Yale student who called police on black student napping in common room has history of calling cops

Yale University police officers were called to campus Monday after a white graduate student called to complain about a black grad student who had fallen asleep in the common area of their residence.  

Sarah Braasch contacted police after finding the snoozing schoolmate, Lolade Siyonbola, asleep on a in the common room at Yale's Hall of Graduate Studies on the New Haven campus.

“She came in and turned the lights on. I was sleeping on the couch and she said you’re not supposed to be here, why are you sleeping here?” Siyonbola told police.

Siyonbola uploaded two Facebook live videos showing her interactions with four police officers who were attempting to verify her student status, which according to them was “protocol.”

Siyonbola offered to open her room door as proof of her residency but hesitated to present officers with her student ID.

“I’m going to think about whether I want to show that to you or not because I really don’t know if there’s a justification for you even actually being in the building.” She eventually provided them with her ID.

She spent over 15 minutes with police, who said that the process was prolonged because her name as it appeared on her ID did not match the spelling of her name in the database of student information.

The University told ABC News in a statement that students are allowed to have their preferred named on their ID cards, which can differ from the name listed on official records.

Siyonbola repeatedly told police that Braasch that suffered from mental illness and that she was known to call the police and complain.

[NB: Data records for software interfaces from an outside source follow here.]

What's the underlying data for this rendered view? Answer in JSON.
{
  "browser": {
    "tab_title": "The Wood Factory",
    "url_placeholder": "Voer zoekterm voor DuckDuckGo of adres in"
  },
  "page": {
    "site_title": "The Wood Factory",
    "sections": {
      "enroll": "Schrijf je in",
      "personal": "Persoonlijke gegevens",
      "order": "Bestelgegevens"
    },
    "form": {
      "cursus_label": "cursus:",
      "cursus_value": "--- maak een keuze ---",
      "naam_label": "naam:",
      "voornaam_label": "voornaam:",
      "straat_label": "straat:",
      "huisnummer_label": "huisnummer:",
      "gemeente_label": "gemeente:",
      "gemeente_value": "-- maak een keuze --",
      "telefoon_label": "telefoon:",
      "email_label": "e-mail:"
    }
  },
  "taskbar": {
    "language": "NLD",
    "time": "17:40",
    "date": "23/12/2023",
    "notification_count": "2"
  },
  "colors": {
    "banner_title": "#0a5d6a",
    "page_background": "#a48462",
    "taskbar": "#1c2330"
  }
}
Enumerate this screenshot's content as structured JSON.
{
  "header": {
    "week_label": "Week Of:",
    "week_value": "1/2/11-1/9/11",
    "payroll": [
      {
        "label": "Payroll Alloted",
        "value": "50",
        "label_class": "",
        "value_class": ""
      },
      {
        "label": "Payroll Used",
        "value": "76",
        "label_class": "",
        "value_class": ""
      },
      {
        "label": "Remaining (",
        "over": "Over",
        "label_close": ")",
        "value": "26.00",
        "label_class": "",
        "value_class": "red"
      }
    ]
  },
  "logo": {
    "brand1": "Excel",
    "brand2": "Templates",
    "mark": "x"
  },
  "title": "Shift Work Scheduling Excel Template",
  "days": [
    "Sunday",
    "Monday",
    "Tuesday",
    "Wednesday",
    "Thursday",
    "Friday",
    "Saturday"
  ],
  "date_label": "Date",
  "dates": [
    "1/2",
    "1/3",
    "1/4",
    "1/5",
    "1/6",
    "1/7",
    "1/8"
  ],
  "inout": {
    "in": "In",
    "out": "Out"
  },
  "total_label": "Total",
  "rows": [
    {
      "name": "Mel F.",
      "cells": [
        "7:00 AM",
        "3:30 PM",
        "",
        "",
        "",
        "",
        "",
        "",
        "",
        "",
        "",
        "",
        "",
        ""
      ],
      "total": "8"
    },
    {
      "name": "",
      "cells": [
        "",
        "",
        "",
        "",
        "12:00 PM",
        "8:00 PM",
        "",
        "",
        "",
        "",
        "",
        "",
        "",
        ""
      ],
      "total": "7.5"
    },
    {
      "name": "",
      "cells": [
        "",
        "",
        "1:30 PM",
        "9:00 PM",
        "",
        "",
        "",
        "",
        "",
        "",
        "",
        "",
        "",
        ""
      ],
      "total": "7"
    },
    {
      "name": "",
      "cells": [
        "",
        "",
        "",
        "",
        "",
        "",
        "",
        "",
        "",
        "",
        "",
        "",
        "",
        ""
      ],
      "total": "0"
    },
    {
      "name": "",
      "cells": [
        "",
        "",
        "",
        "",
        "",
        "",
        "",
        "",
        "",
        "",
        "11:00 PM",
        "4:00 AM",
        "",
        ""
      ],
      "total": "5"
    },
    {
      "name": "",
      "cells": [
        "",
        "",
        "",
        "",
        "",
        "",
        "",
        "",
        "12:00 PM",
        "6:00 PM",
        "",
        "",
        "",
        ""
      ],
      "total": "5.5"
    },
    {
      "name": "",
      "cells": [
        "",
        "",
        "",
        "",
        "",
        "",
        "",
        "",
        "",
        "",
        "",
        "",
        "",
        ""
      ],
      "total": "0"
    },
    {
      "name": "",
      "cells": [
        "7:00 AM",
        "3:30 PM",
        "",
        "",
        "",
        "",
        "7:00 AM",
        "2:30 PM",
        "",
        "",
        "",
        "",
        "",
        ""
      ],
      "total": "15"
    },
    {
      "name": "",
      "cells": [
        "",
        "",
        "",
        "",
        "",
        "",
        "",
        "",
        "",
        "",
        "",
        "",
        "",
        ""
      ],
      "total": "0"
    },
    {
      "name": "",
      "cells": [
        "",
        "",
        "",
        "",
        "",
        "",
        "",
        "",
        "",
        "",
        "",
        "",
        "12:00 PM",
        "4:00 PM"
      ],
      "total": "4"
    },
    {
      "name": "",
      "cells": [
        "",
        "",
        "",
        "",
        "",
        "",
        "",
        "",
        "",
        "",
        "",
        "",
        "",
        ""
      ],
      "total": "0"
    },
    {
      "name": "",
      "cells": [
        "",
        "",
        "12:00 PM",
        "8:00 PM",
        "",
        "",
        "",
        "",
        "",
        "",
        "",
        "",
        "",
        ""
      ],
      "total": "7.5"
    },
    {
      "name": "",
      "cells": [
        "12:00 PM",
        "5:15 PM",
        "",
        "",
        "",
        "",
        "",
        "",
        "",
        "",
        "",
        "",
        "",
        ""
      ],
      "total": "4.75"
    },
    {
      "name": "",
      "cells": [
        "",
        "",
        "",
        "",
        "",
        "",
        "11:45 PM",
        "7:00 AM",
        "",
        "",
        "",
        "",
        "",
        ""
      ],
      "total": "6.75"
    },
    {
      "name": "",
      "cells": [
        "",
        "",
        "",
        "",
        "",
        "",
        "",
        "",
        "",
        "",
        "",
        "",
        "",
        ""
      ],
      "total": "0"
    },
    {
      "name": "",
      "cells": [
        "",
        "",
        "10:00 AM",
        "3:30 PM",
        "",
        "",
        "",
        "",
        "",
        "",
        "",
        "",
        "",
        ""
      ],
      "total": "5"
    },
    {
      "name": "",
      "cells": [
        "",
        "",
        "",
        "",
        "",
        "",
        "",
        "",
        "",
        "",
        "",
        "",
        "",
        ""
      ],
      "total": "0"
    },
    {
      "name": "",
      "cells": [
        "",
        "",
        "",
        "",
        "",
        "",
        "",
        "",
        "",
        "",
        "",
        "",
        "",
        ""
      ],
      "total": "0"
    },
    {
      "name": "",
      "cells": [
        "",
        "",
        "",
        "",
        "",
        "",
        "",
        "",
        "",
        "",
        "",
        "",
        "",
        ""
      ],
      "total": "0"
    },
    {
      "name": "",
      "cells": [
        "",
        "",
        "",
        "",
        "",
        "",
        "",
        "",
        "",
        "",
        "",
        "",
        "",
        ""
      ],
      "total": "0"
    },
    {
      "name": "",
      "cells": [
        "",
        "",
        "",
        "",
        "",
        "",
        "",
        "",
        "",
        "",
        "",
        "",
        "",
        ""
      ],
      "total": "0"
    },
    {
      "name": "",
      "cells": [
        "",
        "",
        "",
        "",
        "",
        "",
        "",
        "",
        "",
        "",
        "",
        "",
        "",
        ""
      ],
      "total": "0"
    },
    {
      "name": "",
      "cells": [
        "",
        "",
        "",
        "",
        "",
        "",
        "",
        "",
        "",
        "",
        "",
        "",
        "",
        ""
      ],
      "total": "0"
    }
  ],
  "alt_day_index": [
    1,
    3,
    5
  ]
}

“I think you probably need to commit her to an institution,” she said. “That’s the only use you have to be here.”

Siyonbola told police about a different occasion several months ago where that same student called police on a friend who became lost in the building and ended up in the stairwell.

The Yale Daily News further reported that in February police were called by Braasch, who had “physically blocked” another student from entering the common room after she claimed he did not appear to be a Yale student.

The student had been invited by Siyonbola to participate in a meeting held in the common room.

As with Monday's incident, four police officers responded to the call and left shortly after confirming that he was in fact a Yale student.

The officers who responded to Monday’s call interviewed Braasch as well and informed her that Siyonbola had every right to be in the common room, Yale Vice President for Student Life Kimberly Goff-Crews said on Thursday.

Lynn Cooley, the dean of Yale's graduate school of arts and sciences, sent an email to graduate students Tuesday telling them that Siyonbola had every right to be in the building.

"Incidents like that of last night remind us of the continued work needed to make Yale a truly inclusive place," she wrote.

"I am committed to redoubling our efforts to build a supportive community in which all graduate students are empowered in their intellectual pursuits and professional goals within a welcoming environment."

The Associated Press contributed to this report.